In 2010, his organic sauvignon blanc grapes were purchased by Bill and Barbara Steele of Cowhorn Vineyard and Garden and made into 144 cases of Sullivan/Steele Sauvignon Blanc ($22). Only three cases remain at the Harry & David Country Village in Medford.

Barbara Steele describes Sullivan as "easy going, yet intense and intelligent, and he keeps perspective. That is an amazing set of adjectives if you ask me."

She adds that Sullivan is a thoughtful land steward whose comments are often "a blend of concern for the land and plants, and quirky humor. We have a lot of laughs together."

At the Sullivan/Steele debut party last June at Thai Pepper in Ashland, Sullivan, 55, told the crowd that some people call wine a "labor of love," but he calls it "a love of labor. You have to love it."

The 2011 Sullivan/Steele Sauvignon Blanc will be released in the summer; his 2010 Upper Five Vineyard Tempranillo, made with winemaker Linda Donovan, will be unveiled in the fall. Until then, his long days are filled with working in the field and inside a hot glass studio.

On a recent rainy afternoon in his glass studio, the furnace was fired up to 2,100 degrees and the glory hole, used to reshape a piece of glass, was blazing at 2,300 degrees.

As he does a few afternoons a week, Sullivan was working with his glass teacher, Steven Cornett, an artist whose work is displayed at Illahe Gallery in Ashland. Cornett is also a former member of famed glass artist Dale Chihuly's team.

It's cold and gray outside, but inside the studio, work is being done in T-shirts and sunglasses.

In a choreograph manner, it's Cornett's turn to make a wine glass, with Sullivan's serving as the assistant.
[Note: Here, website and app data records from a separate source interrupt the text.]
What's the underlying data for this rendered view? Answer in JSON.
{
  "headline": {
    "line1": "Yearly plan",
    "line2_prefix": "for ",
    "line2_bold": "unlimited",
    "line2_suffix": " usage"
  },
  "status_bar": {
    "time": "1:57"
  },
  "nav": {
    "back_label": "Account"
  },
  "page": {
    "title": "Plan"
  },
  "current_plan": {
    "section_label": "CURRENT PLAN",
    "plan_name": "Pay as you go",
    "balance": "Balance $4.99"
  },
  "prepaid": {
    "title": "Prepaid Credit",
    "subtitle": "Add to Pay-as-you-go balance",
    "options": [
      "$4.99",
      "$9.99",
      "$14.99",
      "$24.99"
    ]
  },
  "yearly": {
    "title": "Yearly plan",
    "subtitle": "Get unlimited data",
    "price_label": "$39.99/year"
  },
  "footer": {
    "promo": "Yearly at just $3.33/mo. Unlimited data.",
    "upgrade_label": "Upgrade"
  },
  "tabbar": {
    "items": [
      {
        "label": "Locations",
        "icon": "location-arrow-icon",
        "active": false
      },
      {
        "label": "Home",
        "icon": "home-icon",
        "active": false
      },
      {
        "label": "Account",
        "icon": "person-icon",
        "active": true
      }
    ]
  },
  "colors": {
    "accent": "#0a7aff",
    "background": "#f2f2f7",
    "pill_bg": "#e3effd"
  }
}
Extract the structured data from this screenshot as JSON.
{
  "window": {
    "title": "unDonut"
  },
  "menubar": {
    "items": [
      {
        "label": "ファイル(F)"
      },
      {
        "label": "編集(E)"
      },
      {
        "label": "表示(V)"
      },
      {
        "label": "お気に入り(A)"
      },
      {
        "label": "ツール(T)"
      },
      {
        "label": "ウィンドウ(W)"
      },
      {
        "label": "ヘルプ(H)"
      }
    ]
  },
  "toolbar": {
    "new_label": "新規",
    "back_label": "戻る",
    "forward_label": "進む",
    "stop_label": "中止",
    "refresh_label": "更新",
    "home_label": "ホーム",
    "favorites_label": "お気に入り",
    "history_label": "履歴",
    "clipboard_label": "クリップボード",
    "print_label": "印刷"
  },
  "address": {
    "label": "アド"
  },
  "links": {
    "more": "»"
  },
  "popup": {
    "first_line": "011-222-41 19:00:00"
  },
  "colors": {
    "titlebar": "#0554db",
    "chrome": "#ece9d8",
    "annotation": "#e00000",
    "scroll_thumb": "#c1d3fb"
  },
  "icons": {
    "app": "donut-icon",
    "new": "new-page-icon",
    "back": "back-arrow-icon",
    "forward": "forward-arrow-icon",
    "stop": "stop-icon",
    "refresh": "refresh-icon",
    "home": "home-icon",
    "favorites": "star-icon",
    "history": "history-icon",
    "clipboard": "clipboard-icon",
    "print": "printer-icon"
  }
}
Cornett pushes a blowpipe into the furnace to gather a blob of orange-hot glass. He then moves over to the steel marver table to roll the hot blob on its side and tip, then pushes it into the glory hole as he will do over and over again to reheat the glass.
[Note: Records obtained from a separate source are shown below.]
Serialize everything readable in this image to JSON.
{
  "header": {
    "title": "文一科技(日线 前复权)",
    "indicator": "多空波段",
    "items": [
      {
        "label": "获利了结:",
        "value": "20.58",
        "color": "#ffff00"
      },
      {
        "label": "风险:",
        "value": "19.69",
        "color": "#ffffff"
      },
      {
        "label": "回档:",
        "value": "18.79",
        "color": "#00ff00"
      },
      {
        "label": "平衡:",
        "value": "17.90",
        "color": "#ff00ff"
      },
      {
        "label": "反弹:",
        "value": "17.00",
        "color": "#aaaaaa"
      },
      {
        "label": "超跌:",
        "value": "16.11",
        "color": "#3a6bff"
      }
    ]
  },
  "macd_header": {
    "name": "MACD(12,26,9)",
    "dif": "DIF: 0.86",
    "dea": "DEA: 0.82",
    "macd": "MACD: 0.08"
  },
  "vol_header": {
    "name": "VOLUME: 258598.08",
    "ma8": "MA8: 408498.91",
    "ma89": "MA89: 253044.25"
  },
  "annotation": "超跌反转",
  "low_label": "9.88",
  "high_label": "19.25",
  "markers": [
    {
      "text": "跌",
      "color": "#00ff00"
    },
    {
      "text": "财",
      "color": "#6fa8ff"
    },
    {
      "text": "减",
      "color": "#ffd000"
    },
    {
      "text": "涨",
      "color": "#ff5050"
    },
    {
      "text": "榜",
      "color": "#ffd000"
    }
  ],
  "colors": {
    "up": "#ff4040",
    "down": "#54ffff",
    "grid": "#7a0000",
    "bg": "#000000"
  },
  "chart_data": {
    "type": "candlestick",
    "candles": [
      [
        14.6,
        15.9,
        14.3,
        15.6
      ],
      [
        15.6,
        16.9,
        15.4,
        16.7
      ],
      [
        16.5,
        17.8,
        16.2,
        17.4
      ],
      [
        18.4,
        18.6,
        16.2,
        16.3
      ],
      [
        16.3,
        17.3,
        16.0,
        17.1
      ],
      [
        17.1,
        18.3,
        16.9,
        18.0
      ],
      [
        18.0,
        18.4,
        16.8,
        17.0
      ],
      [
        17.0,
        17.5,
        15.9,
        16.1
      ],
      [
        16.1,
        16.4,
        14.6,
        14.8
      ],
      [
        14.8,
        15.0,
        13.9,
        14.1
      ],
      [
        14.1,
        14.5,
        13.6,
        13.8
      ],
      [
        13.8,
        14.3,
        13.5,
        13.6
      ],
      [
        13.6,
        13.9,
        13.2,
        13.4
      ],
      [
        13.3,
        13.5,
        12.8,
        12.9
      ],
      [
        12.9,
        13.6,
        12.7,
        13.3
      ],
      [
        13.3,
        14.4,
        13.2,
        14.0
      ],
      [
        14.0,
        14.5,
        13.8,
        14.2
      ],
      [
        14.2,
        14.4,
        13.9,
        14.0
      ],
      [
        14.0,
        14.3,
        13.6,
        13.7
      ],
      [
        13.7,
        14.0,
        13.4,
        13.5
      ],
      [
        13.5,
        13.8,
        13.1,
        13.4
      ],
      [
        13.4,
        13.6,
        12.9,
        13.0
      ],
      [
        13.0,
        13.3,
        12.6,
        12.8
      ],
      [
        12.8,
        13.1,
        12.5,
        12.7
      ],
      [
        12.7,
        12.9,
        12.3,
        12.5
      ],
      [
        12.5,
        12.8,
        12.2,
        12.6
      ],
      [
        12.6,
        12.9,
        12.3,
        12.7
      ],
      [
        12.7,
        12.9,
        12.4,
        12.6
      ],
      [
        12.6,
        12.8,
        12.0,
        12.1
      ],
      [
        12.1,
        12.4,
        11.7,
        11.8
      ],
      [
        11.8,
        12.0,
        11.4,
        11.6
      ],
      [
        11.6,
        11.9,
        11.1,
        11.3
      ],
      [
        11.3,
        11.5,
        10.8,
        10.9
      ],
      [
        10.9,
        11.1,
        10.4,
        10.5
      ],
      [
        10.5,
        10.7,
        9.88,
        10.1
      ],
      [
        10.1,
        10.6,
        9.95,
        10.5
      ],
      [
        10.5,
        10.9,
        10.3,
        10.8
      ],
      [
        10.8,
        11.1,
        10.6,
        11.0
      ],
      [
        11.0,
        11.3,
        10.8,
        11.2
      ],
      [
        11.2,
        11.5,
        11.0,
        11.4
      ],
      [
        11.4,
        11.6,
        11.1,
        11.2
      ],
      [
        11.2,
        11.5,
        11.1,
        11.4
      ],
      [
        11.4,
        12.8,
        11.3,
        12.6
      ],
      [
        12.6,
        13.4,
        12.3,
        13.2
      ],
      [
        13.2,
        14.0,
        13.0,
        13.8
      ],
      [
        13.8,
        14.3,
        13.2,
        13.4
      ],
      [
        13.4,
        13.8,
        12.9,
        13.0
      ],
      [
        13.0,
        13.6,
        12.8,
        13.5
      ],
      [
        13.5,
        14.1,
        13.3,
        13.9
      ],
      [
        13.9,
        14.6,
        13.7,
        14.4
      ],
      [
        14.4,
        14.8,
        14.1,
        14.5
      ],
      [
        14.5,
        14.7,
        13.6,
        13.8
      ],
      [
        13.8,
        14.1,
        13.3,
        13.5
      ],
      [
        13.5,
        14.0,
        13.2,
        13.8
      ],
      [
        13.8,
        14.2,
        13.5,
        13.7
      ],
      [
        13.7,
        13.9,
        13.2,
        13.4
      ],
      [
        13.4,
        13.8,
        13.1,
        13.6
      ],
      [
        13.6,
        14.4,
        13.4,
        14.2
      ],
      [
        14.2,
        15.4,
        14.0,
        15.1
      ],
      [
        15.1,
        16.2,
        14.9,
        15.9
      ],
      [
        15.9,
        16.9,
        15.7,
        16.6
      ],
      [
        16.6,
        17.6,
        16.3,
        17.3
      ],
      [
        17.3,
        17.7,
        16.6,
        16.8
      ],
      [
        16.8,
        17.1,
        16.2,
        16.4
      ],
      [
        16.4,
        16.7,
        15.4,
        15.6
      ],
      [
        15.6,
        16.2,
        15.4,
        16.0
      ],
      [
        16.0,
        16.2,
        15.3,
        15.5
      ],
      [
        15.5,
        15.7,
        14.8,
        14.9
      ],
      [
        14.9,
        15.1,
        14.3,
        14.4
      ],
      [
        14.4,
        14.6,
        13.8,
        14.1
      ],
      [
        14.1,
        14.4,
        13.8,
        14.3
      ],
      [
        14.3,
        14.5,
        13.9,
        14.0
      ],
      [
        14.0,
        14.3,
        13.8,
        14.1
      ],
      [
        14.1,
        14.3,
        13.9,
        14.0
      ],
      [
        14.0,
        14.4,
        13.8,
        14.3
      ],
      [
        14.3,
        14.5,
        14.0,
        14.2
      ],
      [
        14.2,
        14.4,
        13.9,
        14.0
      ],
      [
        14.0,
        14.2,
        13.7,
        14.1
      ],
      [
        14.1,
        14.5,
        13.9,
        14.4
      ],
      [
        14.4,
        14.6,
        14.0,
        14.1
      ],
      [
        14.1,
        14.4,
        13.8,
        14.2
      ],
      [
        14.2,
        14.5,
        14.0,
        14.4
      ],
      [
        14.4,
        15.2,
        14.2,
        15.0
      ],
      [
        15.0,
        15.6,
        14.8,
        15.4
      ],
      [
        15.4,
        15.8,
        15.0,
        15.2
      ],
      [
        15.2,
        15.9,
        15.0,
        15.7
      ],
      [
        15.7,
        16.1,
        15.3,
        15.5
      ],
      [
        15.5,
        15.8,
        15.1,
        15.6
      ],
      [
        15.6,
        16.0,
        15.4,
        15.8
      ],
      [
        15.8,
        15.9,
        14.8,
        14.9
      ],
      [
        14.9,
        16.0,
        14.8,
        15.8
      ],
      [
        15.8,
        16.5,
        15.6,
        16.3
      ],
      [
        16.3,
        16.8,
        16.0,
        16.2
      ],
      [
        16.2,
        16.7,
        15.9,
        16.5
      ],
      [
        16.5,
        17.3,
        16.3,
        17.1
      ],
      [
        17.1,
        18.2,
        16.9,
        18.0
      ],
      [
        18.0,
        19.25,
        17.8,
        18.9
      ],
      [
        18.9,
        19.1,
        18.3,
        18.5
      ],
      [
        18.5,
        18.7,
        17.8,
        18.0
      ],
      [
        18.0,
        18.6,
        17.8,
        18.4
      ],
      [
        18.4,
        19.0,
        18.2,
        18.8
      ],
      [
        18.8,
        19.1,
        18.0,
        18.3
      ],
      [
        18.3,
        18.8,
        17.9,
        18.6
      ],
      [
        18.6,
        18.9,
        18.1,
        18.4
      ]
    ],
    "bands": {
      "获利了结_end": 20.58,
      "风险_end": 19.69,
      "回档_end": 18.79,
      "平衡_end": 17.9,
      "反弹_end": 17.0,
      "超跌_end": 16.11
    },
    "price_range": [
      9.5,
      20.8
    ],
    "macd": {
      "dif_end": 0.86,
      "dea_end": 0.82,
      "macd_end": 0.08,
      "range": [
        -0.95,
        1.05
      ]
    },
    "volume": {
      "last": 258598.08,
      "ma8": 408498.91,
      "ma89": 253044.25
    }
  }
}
He settles into the workbench and Sullivan blows puffs of air into the end of the pipe to "inflate" the glass as Cornett uses giant tweezer-like jacks to form the shape.

Over time, the bottom is shaped and flattened, then it is attached to a punty rod and the top of the glass is snipped from the blowpipe. Cornett pokes the jacks into a tiny opening and slowly shapes the mouth. Sullivan brings over a rod with colored liquid glass and Cornett applies a thin line of it around the rim.

Another snip, and the piece is detach from the pipe and it is picked up with tong-like mitts and placed in the annealer, an oven-like box that will stabilize the glass overnight.

Then Sullivan takes the lead on making the decanter, which requires him to stand on a low stool and swing the blob at the end of the pipe to elongate it with the help of gravity, shape it with jacks and smooth it with paddles and wet paper.

There is a lot of effort of returning from the heat source to the work bench, shaping, shaping, perfecting and adding a colorful swirl on the neck before it joins the wine glass in the annealer.

A 12-ounce glass ($15) with a purple, gold or blue rim and a .750-ml spiral-neck decanter ($80) are sold at Trium tasting room in Talent or in a 5-piece set online at

It takes 12 minutes to make a wine glass and 25 minutes to make a decanter. But that doesn't include the time to create the design, prepare the studio and learn the skill, which Cornett first taught Sullivan in 2003.

Says Cornett when asked what its takes to make a simple wine glass: "Practice, time and patience." Three traits that Sullivan applies to all three of his labors of love.

Reach reporter Janet Eastman at 541-776-4465 or